_Your instructions_
Please state how many lines of the data contain "true". The number by itself is enough.
[[ Provided material, beginning ]]
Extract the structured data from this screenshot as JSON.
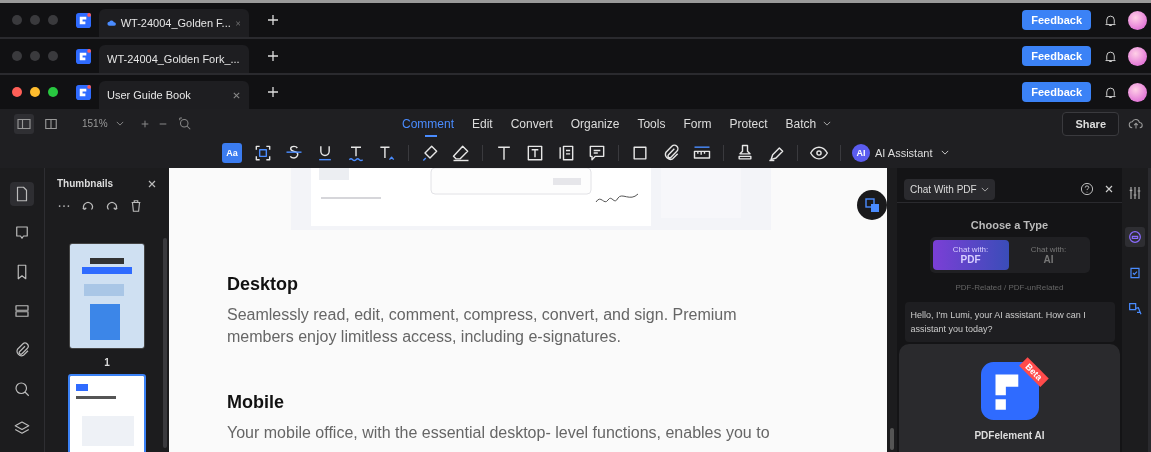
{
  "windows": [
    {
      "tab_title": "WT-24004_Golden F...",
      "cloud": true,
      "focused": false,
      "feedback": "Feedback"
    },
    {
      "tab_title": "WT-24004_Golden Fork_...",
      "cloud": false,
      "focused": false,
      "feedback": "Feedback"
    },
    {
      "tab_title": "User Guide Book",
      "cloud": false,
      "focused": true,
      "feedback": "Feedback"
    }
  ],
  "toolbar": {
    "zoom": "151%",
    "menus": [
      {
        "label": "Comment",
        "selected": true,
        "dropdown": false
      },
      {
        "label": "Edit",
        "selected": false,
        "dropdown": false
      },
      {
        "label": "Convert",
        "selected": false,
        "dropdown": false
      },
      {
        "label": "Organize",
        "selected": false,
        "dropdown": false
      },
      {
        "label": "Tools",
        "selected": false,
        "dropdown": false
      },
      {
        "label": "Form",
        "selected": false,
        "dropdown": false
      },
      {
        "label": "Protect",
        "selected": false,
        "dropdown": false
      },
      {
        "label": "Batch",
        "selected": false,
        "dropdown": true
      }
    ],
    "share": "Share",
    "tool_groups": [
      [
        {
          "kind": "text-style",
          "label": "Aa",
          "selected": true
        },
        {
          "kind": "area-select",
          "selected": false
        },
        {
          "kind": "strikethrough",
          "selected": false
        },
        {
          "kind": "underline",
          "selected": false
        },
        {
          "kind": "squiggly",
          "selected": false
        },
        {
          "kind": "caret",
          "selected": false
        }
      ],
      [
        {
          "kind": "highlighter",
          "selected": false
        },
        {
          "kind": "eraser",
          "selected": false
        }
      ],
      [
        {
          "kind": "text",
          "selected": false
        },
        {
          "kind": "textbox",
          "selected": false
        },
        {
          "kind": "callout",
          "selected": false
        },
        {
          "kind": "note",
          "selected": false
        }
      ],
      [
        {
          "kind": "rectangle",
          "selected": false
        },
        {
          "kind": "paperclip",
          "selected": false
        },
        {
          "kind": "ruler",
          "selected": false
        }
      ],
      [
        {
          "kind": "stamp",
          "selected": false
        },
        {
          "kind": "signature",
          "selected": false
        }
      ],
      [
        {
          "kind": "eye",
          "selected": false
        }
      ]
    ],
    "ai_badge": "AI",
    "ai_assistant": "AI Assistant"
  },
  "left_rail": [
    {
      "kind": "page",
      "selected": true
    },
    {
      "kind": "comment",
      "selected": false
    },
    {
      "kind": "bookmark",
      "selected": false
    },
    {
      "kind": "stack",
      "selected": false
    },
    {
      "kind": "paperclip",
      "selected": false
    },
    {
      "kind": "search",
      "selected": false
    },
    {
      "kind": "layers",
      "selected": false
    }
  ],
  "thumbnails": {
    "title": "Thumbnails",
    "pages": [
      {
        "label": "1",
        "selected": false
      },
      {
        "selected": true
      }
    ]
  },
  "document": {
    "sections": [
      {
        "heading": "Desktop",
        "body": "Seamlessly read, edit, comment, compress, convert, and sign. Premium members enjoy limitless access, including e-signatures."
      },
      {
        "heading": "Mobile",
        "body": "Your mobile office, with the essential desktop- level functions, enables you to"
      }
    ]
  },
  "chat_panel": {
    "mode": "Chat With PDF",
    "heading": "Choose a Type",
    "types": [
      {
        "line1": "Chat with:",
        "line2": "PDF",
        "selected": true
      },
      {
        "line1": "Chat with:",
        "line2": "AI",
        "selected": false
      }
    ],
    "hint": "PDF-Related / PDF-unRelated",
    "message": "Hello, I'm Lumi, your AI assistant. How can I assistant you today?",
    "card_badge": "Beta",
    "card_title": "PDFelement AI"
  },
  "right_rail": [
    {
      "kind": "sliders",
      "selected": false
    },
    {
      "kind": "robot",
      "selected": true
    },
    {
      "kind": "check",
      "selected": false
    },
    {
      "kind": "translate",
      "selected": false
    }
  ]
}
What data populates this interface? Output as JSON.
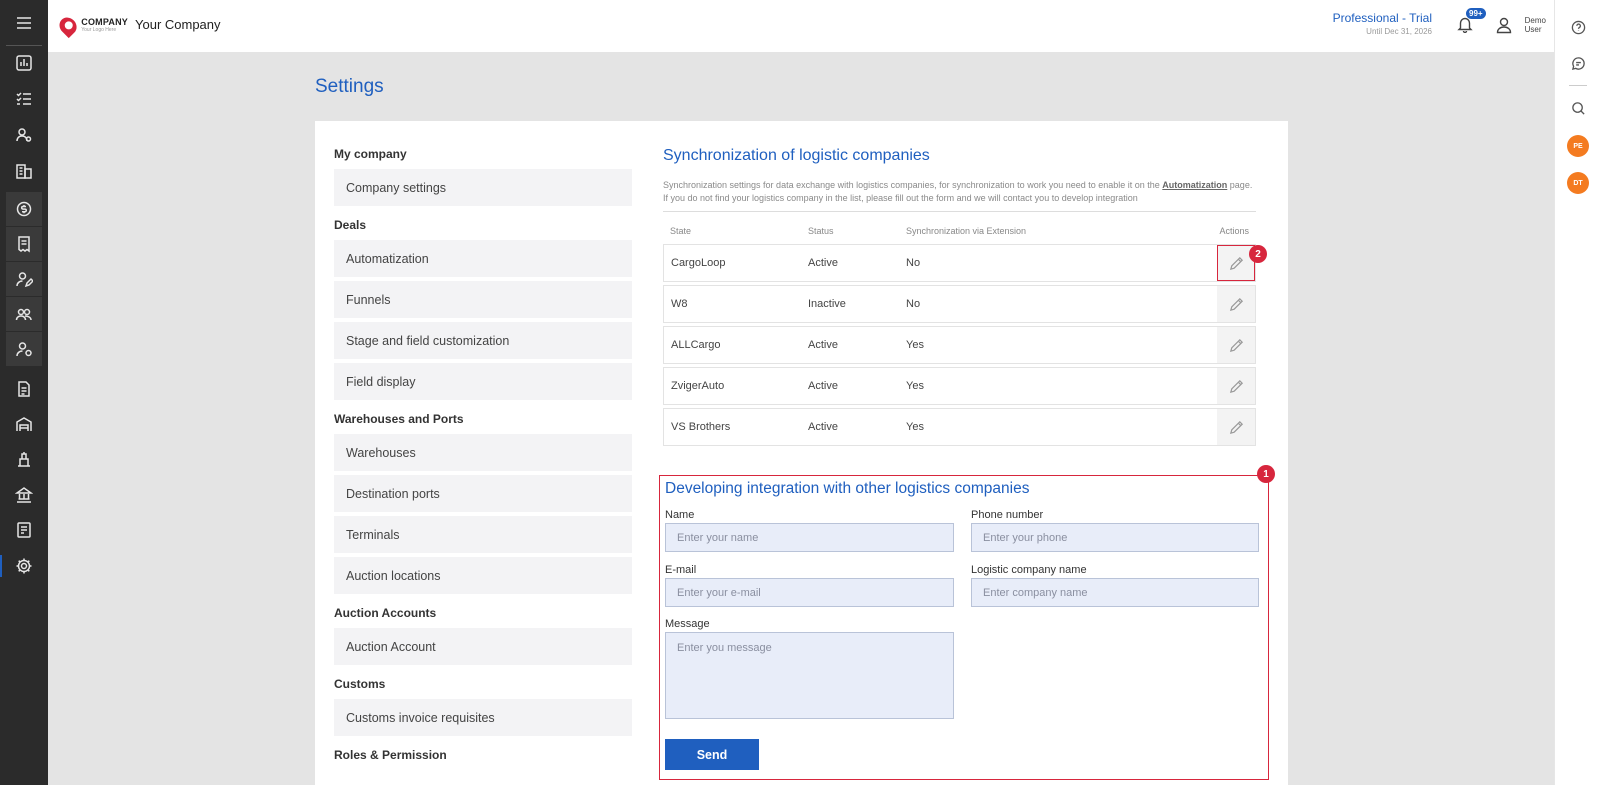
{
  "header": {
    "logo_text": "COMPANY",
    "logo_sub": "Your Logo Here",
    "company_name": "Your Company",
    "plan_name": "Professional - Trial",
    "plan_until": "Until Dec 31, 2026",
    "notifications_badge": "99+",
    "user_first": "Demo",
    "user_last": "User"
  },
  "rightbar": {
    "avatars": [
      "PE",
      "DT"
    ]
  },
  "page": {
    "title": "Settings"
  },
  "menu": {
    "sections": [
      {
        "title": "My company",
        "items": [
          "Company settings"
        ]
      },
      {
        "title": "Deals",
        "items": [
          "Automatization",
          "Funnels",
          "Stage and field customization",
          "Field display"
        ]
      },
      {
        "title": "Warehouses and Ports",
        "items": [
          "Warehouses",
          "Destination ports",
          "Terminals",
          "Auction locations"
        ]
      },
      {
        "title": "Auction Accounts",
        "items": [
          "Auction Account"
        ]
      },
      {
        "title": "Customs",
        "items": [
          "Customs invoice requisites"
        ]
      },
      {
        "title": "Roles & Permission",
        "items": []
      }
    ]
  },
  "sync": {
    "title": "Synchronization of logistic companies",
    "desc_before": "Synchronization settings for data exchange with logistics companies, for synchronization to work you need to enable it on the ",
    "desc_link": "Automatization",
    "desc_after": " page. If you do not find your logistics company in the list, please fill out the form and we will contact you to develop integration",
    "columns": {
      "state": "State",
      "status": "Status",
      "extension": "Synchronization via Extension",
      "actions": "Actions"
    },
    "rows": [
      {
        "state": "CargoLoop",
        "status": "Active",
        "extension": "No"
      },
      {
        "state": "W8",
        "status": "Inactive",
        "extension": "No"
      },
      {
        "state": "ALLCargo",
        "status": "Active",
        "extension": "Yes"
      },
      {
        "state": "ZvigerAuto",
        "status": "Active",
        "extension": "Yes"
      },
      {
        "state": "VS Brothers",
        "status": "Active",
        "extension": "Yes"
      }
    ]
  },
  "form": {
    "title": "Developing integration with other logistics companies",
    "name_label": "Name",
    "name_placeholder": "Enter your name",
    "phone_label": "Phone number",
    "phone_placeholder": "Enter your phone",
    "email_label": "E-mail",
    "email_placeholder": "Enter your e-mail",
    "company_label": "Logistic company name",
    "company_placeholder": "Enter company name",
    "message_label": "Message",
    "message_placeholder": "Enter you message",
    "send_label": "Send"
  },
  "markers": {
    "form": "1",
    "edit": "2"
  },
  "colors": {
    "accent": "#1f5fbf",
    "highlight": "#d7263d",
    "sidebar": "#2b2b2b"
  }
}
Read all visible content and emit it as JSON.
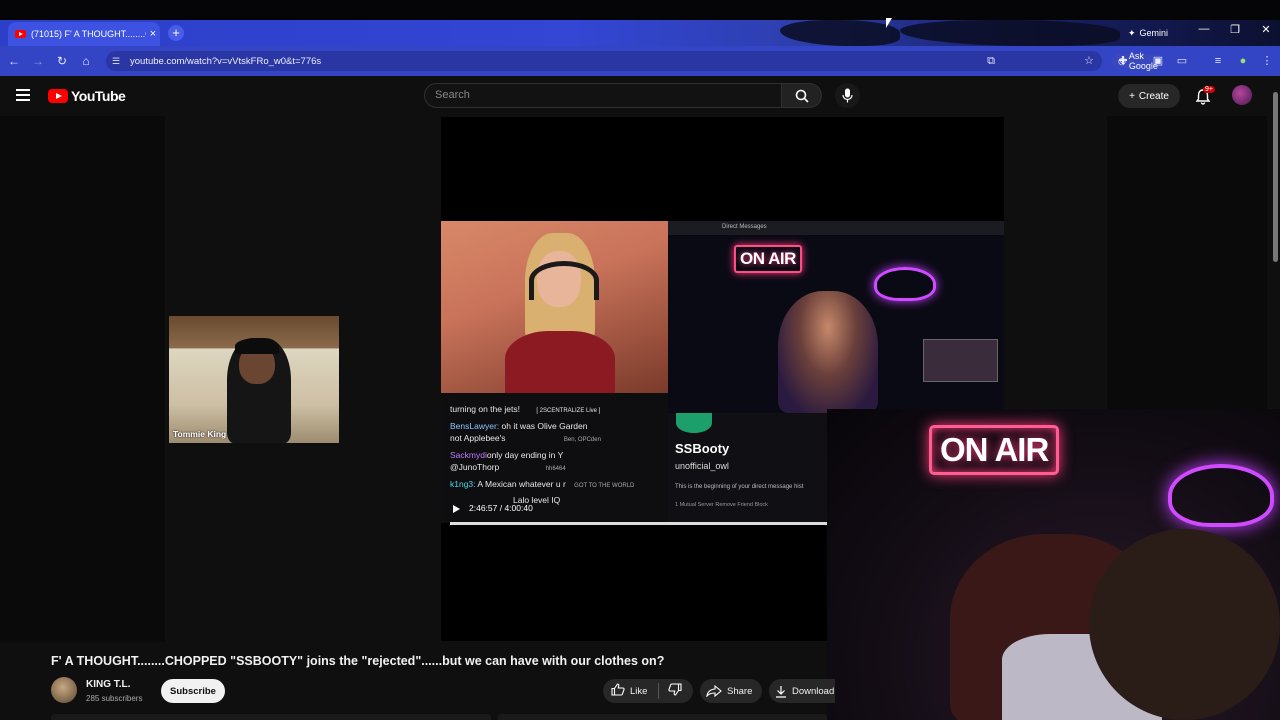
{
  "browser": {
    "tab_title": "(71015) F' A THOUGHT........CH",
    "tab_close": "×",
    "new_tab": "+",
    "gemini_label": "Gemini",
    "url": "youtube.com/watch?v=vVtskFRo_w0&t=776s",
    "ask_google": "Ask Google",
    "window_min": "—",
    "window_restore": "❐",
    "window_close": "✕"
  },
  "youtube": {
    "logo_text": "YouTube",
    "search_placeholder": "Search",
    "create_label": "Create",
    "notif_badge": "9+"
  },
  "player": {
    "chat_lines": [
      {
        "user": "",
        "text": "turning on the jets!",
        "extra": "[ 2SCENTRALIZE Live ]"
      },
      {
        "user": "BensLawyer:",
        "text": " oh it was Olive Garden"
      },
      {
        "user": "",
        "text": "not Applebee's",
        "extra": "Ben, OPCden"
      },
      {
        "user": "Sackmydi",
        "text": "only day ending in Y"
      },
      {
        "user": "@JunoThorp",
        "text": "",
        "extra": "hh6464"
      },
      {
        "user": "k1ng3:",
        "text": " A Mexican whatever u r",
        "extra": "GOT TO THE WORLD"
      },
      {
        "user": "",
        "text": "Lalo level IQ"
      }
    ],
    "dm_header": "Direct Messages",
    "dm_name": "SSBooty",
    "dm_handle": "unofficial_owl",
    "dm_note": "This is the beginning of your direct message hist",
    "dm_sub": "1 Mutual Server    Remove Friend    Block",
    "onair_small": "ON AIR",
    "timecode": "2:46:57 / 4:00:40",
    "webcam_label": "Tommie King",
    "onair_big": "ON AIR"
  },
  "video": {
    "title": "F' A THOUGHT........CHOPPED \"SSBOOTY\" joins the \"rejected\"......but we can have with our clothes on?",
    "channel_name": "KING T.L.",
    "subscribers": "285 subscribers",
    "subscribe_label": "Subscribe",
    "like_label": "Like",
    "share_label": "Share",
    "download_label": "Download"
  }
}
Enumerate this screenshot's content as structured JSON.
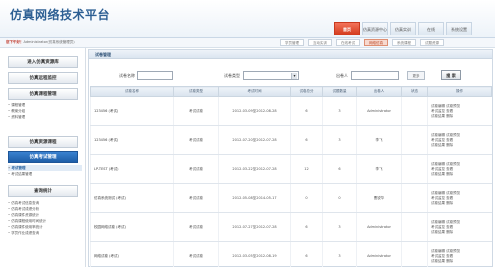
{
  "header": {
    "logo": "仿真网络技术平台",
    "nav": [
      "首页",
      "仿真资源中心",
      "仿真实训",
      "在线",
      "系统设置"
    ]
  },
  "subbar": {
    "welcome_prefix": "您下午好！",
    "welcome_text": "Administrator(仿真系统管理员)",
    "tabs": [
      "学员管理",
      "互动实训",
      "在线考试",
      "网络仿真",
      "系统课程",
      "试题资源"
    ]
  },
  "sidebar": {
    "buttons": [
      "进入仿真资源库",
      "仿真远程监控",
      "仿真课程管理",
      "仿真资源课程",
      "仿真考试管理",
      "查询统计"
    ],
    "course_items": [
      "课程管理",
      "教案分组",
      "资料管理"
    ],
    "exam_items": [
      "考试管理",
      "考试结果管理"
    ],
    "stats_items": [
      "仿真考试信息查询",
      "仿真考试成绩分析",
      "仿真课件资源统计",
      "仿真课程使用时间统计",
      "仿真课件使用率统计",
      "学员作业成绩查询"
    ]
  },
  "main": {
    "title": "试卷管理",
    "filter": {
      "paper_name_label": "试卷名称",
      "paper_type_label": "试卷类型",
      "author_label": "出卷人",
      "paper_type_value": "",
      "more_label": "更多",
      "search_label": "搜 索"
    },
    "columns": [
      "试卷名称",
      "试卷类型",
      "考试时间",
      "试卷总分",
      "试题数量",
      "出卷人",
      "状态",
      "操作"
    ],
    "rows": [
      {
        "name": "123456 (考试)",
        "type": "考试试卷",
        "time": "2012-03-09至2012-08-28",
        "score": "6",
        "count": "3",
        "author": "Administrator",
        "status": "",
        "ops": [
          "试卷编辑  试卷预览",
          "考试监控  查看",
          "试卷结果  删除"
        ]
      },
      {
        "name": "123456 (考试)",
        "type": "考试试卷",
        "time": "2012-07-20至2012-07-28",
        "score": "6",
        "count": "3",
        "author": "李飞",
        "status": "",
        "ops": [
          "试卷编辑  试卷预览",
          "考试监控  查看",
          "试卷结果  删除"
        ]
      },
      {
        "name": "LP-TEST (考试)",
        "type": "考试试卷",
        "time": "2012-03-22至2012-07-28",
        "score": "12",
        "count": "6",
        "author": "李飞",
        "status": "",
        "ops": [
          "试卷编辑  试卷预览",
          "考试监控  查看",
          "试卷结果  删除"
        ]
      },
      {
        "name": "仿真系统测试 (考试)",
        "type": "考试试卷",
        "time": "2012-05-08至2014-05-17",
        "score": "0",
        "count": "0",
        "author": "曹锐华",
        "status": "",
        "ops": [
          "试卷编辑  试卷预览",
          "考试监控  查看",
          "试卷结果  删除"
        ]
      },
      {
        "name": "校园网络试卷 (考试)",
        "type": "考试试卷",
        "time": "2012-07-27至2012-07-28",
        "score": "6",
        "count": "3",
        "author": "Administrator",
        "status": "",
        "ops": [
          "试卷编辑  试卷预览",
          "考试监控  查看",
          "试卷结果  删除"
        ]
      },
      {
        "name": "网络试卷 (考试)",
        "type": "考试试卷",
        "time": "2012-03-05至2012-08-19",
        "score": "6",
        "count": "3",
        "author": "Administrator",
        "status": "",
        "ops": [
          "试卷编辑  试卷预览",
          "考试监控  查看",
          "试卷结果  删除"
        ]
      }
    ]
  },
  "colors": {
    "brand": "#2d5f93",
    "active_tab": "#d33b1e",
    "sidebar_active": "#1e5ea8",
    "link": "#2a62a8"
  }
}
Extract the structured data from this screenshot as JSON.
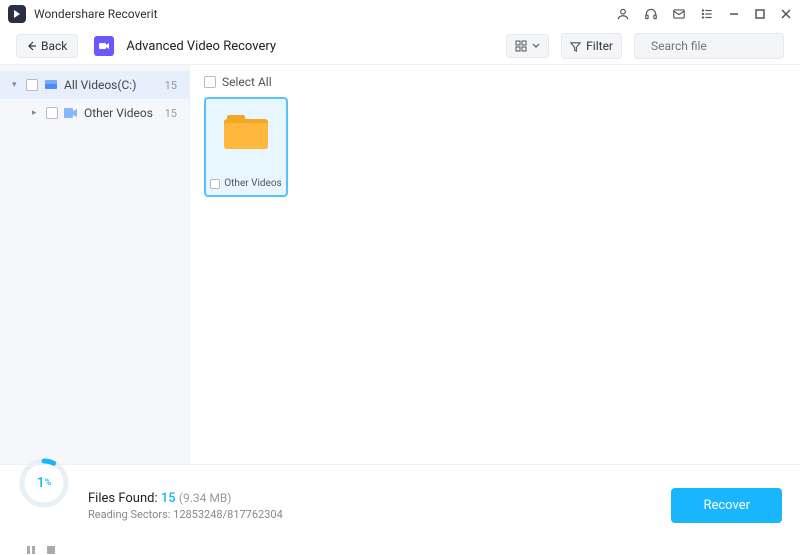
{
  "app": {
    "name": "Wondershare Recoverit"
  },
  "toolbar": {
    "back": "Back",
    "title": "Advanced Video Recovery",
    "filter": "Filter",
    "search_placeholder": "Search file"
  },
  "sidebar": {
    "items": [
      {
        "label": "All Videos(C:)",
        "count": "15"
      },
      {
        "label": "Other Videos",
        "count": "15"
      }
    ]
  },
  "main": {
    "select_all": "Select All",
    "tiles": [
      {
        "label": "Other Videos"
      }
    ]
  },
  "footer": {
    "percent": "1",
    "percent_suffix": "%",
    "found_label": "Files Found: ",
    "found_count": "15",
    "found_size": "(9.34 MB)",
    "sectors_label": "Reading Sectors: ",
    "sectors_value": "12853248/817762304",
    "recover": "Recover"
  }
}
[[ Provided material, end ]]
_Your response_
9